Thompson also sees the complacency of Western collectors as a major challenge. "They think they don't have any problems if they don't know anything bad about how the idols they own left Nepal. But knowing nothing just means they haven't asked the right questions -- because they are afraid of what they would find out," she said.

As stolen idols find their way home, local communities and authorities are facing a new problem: finding their places of origin and ensuring their safety after reinstallation. Dilendra Raj Shrestha, the conservationist, said the temple that will soon be home to Lakshmi Narayan was planning to install a CCTV camera, while other temples had installed metal bars to protect the idols.
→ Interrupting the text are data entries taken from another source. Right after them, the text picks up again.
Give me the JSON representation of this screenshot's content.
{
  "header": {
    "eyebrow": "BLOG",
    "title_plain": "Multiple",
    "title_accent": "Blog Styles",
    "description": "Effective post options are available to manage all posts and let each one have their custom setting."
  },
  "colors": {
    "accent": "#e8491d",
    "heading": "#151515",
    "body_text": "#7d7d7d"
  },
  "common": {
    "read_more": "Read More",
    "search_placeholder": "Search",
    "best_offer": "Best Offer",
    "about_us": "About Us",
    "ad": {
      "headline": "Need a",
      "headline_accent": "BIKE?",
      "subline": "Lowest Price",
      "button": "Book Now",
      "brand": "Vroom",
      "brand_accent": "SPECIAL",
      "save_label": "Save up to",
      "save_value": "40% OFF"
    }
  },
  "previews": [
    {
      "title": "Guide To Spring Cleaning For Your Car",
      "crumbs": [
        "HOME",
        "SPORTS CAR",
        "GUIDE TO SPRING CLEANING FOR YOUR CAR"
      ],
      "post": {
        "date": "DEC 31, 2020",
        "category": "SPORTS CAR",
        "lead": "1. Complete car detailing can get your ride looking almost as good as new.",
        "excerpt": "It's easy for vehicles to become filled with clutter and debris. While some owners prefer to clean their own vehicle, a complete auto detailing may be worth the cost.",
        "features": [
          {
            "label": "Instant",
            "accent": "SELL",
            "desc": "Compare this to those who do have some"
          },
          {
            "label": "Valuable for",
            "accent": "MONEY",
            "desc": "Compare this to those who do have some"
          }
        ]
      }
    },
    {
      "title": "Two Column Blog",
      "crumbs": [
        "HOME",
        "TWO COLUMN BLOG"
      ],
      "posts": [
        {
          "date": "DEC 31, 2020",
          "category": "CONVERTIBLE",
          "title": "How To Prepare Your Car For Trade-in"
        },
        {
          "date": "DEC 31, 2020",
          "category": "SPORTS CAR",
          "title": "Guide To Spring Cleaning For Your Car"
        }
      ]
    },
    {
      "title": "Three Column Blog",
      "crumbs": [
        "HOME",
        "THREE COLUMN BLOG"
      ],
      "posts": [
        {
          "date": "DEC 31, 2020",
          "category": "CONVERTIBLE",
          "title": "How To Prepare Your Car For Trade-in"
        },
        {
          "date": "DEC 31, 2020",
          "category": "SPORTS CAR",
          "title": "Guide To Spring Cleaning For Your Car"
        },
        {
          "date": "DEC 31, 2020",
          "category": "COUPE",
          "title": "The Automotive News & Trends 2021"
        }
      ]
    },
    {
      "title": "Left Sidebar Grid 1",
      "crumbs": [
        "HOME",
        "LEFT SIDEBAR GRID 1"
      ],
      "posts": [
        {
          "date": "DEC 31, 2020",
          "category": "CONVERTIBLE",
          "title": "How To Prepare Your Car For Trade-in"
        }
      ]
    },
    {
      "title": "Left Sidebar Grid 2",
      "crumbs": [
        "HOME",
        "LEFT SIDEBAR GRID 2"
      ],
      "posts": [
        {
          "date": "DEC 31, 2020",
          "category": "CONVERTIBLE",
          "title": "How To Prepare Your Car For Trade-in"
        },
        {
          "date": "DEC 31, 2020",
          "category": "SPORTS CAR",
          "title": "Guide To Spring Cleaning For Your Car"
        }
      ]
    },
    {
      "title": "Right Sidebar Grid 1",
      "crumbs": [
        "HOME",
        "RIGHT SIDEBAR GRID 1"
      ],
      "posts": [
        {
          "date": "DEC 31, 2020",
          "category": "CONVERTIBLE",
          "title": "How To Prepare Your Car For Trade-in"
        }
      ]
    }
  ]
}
There is also hope that a change of heart in the West may help to protect the artifacts by removing the incentive for theft. "Now there's less chance of our idols being stolen, because the buyers may feel ashamed of it," said Dilendra Raj Shrestha.